Photos by Hillary Ehlen and provided by Meghan Duda
To identify Meghan Duda as two separate things—an artist and an educator—would be a mislabelling. These two paths are interconnected, mingling and aiding each other, rather than traveling in two parallel paths, as Duda first imagined. “The teaching has become a lot more a part of my process than I think I expected it to. I kind of thought they would travel parallel, my two worlds. But they are much more tied together,” she said. In fact, her office at North Dakota State University also serves as her studio, where mixes of grading sheets interact with photo negatives.
Duda is a photographer, primarily working in film and black and white. She considers her cameras as tools for perception, reinventing how we see nature, cityscapes and horizon lines. Often building her own pinhole cameras, she enjoys exploring how they can capture and perceive light, resulting in atmospheric and abstract depictions.
“In my own work, I prefer analog. I do some digital, but I prefer the haptic nature of being in the darkroom,” said Duda.
When she does shoot digitally, she likes to take an experimental point of view, manipulating her tools and removing some of the expected results. “I feel like when I work digitally, I know what I’m going to get. And when I work analog, I don’t always know what I’m going to get and I like that aspect. The surprise that comes with working with analog,” she said.
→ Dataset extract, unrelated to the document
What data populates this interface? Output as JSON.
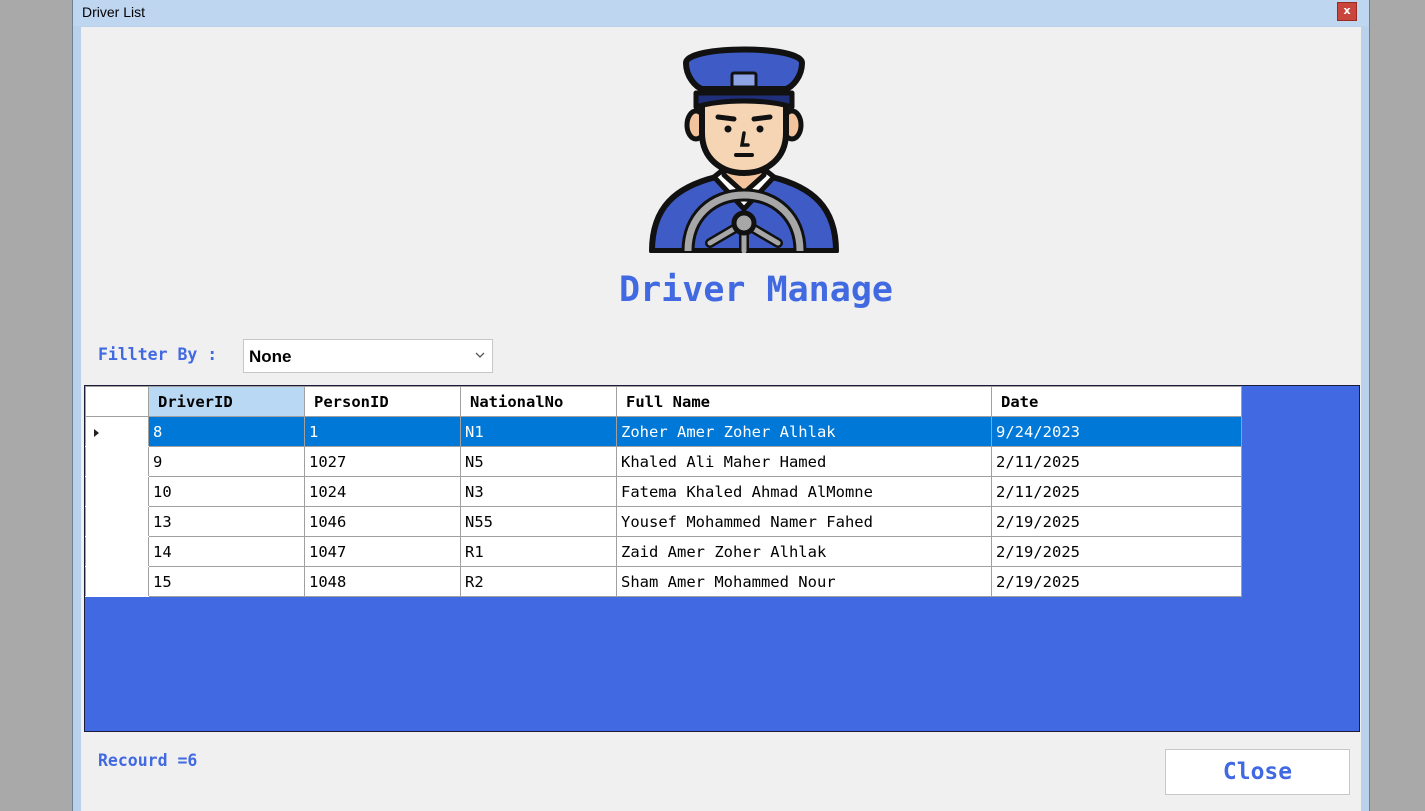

While Duda’s world widely revolves around art now, her educational background is in architecture. She graduated from Virginia Tech with an architecture degree but, by the end of the program, she knew she didn’t want to be stuck in an office, as many architect careers require. While she isn’t a practicing architect, influences of this background show in her work and her teaching style.
“I think that is the direction arts education is taking. Like me, I went for a very specific thing, but then life changed. But what I got out of architecture didn’t make me less of an artist, it supplemented it. So how can students have more of a broad idea of what the world can give them? So they’re not pigeonholing themselves leaving school,” she said.
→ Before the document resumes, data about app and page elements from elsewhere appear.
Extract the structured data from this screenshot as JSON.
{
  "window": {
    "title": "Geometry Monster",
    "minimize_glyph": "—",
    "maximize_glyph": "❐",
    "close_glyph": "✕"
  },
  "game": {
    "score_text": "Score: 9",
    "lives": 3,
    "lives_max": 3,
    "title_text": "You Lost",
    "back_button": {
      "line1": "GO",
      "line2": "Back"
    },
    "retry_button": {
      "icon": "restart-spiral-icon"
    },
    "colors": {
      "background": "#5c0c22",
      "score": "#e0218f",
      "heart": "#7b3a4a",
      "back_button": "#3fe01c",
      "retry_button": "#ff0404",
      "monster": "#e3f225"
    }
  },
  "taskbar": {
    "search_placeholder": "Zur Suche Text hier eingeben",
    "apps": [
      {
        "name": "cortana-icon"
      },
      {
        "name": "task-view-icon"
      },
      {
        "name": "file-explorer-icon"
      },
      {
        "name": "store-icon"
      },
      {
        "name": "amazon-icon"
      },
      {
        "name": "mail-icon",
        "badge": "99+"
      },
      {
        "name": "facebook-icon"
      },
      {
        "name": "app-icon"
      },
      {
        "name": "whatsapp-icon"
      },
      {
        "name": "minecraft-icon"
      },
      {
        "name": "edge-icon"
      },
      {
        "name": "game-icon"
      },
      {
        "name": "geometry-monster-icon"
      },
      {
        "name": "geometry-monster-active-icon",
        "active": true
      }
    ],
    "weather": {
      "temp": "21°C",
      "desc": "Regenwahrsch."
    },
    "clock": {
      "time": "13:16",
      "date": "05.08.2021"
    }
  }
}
As a professor at NDSU, she teaches the fundamentals of art and design. In this role, she imparts knowledge and inspiration to her students but also uses the platform as an opportunity to try new things herself. “It’s getting [freshmen] comfortable with how to be an artist, beyond just making a really nice drawing. Teaching them how to approach projects and consider an idea,” she said. She instills these creative foundations that encourage students—regardless of if it’s painting or drawing or graphic design— to learn how to produce work that tells a story.
Duda has been practicing this storytelling as of late in her own neighborhood. She has been exploring her neighborhood’s shifting ecology as the Audubon Society embarks on turning empty lots into native prairie ecologies. Duda is interested in this project and knows there is a story to tell about the spaces now inhabitable to humans due to flood zones being given back to nature. “I’m just taking a lot of pictures and trying to figure out how I can tell a story. And what’s the best tool to do it with. All these things I talk to my students about are things that I’m trying to figure out on my own too,” she said. For Duda, she is inspired by asking questions and “what if’s” and letting projects give birth to themselves.
This interest in our ecologies and environmental landscapes is recurring throughout her works. After having grown up on the east coast and attending college in Virginia, she came to North Dakota in 2007. Right after architecture school, she practiced architectural photography, documenting man-made structures. However, her move to the upper midwest introduced her to prairie scenery and her work began shifting away from architecture and toward experimental landscapes. Her pieces took shape into quiet environmental protests, capturing what mankind has done to altered landscapes.
One project of hers that captures her transition from architecture to experimental landscapes is her “Custom Built” series, which she created while in graduate school at the University of North Dakota (2012). The series depicts suburban neighborhood scenes with the homes laser-cut out, leaving white spaces in their absence. “I came in [to the graduate program] photographing architecture, and my graduate professor said, well you’re not allowed to photograph architecture anymore. And so I was like, ha! I’m still going to do it but then I’m going to cut them out!” said Duda. Soon, the rebellious project transformed into more of a statement, as the housing market crashed and the collection became not only a critique of suburbia but a representation of the growing masses of empty houses. “I learned a lot from that process—how an idea can spur so many other conversations,” she said.
This method of asking questions and discovering concepts as she goes along ties into her process and her teachings. “One of the reasons I really like teaching is that experimental aspect. A lot of times, I will have an idea and I’ll want to see how it can be shaped and I’ll actually tie that into an assignment and I’ll see how the students approach it and see how they solve the problems,” said Duda. Creating work alongside her students becomes collaborative. It also becomes a great lesson for the students to see how an idea and process can unfold and evolve.
If you look at Duda’s body of work, no two series are the same. Each project she embarks on is uniquely different from the previous one as she pushes herself to look into new ways to tell a story. From her 5′ x 8′ pinhole camera in a trailer on the prairie to film double exposures downtown to suburban laser-cut scenes, the subjects and methods behind her projects vary from one to the next. To predict what she will produce next is unproductive. In fact, Duda herself might not even know what she is to create next, but the process of uncovering that is what she does best.